- _WHAT THE TASK REQUIRES_:
Return all lines below containing the word "value".
*** RECORDS TO PROCESS ***
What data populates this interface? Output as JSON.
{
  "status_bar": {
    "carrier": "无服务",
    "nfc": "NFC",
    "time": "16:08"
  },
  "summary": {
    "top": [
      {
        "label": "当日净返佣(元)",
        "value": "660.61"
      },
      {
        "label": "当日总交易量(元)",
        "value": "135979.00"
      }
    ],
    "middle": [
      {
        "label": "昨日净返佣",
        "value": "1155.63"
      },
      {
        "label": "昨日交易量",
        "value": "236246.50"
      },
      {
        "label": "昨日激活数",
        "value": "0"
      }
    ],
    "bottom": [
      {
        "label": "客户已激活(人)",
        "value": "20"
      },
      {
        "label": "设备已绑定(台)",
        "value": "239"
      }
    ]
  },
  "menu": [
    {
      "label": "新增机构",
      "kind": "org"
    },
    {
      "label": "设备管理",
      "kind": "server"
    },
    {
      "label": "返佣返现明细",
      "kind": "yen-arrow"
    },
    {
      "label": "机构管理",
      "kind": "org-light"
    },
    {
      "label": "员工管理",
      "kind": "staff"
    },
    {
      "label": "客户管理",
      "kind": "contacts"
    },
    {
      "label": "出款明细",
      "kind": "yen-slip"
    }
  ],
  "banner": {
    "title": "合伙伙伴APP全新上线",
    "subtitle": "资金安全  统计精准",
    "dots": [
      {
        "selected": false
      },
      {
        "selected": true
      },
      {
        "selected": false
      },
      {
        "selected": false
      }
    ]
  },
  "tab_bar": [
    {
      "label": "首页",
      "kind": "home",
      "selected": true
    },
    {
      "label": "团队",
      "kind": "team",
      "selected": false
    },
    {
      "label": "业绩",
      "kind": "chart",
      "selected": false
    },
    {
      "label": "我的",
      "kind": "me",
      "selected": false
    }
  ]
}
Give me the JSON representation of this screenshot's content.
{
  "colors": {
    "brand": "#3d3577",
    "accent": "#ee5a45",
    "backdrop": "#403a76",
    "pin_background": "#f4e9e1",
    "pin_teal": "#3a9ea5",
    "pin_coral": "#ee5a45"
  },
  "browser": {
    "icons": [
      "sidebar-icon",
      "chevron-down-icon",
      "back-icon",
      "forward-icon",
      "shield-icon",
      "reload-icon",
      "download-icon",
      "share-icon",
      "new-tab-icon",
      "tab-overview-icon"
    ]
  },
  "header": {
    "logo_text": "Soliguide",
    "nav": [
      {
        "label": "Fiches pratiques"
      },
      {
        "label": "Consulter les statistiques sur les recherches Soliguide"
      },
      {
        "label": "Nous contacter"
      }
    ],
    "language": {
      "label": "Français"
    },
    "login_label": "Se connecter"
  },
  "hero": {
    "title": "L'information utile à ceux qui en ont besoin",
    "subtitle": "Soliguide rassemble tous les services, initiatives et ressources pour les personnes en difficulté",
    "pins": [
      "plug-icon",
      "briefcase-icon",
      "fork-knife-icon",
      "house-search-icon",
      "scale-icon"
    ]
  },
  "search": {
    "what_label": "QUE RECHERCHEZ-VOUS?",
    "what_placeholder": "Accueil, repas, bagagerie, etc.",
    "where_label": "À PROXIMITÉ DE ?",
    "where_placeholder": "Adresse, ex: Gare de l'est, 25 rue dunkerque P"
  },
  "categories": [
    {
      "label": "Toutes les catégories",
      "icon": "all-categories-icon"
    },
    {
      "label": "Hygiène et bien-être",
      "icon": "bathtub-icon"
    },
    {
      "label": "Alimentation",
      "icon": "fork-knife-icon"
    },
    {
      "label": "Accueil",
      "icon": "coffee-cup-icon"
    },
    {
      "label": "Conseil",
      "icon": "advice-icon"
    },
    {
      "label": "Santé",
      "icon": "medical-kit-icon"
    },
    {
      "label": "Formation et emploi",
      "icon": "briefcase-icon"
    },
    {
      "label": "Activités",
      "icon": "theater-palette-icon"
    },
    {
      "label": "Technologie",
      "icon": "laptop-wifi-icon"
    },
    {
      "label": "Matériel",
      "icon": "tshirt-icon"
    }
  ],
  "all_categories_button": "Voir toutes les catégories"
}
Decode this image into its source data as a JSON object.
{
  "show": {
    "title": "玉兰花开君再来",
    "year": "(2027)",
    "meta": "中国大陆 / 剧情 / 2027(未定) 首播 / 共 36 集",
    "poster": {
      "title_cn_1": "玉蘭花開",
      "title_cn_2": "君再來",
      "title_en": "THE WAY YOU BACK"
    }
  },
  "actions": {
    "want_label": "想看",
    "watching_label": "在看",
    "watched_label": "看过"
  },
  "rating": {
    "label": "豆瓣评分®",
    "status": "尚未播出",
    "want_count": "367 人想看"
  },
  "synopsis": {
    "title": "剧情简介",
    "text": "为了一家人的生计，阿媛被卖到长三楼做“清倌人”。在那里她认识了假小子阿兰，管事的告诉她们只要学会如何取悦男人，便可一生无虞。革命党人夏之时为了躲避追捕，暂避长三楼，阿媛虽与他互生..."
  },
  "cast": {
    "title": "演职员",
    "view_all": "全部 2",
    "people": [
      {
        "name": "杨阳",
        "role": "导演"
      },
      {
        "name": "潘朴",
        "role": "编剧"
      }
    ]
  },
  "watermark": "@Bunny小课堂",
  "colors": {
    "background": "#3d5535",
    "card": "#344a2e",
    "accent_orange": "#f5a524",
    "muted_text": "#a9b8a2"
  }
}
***
- _OUTPUT FOR THIS TASK_:
        "value": "660.61"
        "value": "135979.00"
        "value": "1155.63"
        "value": "236246.50"
        "value": "0"
        "value": "20"
        "value": "239"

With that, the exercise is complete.